June 29, 2011 – Chicago, Ill. – Toyota today announced the launch of a national program to donate its Toyota Production System (TPS) expertise to help schools, hospitals and nonprofits improve their operations, extend their reach and increase their impact. The company will be working with up to 20 community organizations across the United States in the first year to help improve performance, beginning with the St. Bernard Project, a New Orleans recovery organization that employs returning war veterans, AmeriCorps members and volunteers to rebuild homes devastated by Hurricane Katrina.
Toyota’s announcement was made at the opening of the inaugural CGI America meeting in Chicago, a Clinton Global Initiative undertaking that is focused on creating U.S. jobs and driving economic growth.
Yoshimi Inaba, President and COO of Toyota Motor North America, Inc., said: “At Toyota, we judge our success not just on the cars we make, but also on how many people we help and communities we support. In today’s challenging economy, non-profits across the U.S. are under increasing pressure to provide more services for more people – with fewer resources. By sharing the techniques of the Toyota Production System, we hope to help these vital organizations increase productivity and efficiency, while decreasing costs and retaining jobs. We are pleased to extend this support – which has been a long-standing resource for successful for-profit companies across North America – to organizations that help people most in need.”
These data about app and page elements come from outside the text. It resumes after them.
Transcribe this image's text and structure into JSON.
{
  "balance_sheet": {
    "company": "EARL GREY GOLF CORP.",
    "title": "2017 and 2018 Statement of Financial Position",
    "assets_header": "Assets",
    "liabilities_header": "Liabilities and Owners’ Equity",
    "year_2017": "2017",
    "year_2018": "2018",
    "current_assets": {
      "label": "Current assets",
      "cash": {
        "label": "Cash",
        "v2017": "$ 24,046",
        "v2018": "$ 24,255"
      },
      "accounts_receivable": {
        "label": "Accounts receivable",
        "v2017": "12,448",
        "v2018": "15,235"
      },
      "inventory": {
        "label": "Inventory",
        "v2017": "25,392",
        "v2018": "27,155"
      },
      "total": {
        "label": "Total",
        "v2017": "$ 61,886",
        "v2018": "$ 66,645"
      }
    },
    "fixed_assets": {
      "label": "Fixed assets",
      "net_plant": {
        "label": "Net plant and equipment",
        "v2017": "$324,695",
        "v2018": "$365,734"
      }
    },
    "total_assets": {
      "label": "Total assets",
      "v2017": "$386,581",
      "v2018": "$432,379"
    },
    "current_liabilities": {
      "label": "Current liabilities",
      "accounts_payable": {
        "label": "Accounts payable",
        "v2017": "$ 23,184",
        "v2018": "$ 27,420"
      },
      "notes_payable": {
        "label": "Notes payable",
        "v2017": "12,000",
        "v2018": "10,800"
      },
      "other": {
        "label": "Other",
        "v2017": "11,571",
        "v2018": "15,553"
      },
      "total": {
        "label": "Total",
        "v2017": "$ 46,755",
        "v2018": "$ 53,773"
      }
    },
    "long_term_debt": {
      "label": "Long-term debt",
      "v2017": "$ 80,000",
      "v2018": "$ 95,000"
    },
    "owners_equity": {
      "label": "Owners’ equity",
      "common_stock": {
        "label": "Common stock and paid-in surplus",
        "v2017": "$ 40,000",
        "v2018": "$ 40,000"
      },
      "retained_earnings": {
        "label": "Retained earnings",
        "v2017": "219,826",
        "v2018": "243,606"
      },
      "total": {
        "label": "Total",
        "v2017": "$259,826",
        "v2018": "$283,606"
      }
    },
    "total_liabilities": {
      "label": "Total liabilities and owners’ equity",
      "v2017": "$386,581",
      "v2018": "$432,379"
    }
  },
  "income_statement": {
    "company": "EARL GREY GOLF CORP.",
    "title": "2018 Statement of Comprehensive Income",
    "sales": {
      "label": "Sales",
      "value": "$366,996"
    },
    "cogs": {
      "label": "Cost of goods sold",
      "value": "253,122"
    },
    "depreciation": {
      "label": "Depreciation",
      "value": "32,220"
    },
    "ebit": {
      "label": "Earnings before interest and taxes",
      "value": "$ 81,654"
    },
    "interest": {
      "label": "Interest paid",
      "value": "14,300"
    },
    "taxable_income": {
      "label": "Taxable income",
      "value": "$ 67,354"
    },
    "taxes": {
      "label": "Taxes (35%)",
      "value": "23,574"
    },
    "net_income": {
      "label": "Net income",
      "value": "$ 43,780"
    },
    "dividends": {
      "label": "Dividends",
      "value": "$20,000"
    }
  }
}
The St. Bernard Project (SBP) has rebuilt more than 380 homes in the New Orleans area and created innovative job training and employment opportunities for returning war veterans. The organization expects that what it learns from Toyota regarding efficiency and productivity improvements will enable it to accelerate its rebuilding efforts by 20 percent, train and employ three times as many war veterans and make more effective use of the more than 60 AmeriCorps members and 200 civilian volunteers dedicated each day to building and rebuilding housing for Katrina survivors.
SBP CEO and Co-Founder Zack Rosenburg said: “In disaster recovery, time matters. We are confident that Toyota’s expertise will help us not only expedite recovery efforts in New Orleans, but also allow us to replicate our vertically integrated rebuilding model in Joplin, Mo., Tuscaloosa, Ala., and other areas of the country devastated by recent natural disasters.”
Toyota’s initiative to support community organizations is being led by the Toyota Production System Support Center (TSSC), which was originally established in 1992 to give back to North America by sharing the techniques of the Toyota Production System with Toyota-related suppliers and other companies nationwide. TSSC’s work is focused on helping to make
substantial improvements by increasing productivity, safety and quality and decreasing costs, always with a unique focus on ensuring job retention. A sought after resource for some of America’s most successful for-profit companies, TSSC’s expertise is now being made available more broadly to nonprofits and other community organizations.
Toyota also announced today that TSSC will now operate as a not-for-profit entity.
Techniques Pioneered on Toyota’s Auto Assembly Lines Having a Substantial Impact at Community Organizations
TSSC pilot projects have already demonstrated the many ways in which concepts pioneered on Toyota’s automobile assembly lines can benefit a wide array of nonprofit and community organizations. For example:
- Long wait times at the Community Kitchen & Food Pantry in Harlem (part of the Food Bank for New York City) were reduced from more than an hour to just 18 minutes by improving processes in meal services; and
- At Allegheny General Hospital in Pittsburgh, applying Toyota’s renowned “just in time” supply process to the delivery of pharmacy supplies dramatically cut down on waste and is projected to save the hospital $391,000 per year.
Daryl Foriest, Director of Meal Services at the Kitchen & Food Pantry of West Harlem, noted: “The financial assistance we receive from our generous donors allows us to continue to serve our customers, but Toyota’s process training allows us to serve them better. Working with Toyota, we were able to reduce the wait time for a meal, customize meals for customers to eliminate unwanted food options, and with an accelerated service time, we no longer need to devote resources managing long lines. This is a system we can use at soup kitchens across New York City.”
Diane Frndak, Corporate Vice President of Safety and Quality at Allegheny General Hospital, said: "Not only did the new system Toyota helped us develop eliminate waste and improve quality, it also streamlined the workload for the pharmacy and nursing staff. With the new system in place, our nurses are now able to spend more time with patients."
St. Bernard Project’s Zack Rosenburg added: “Toyota is uniquely qualified to offer these types of services, which can be ‘game changers’ for pioneering nonprofits like the St. Bernard Project. Rarely do you see a company give away this type of expertise.”
Toyota’s commitment also builds on its long-standing focus on supporting local communities. Over the past 20 years, the company has donated more than half a billion dollars to nonprofit organizations across the U.S.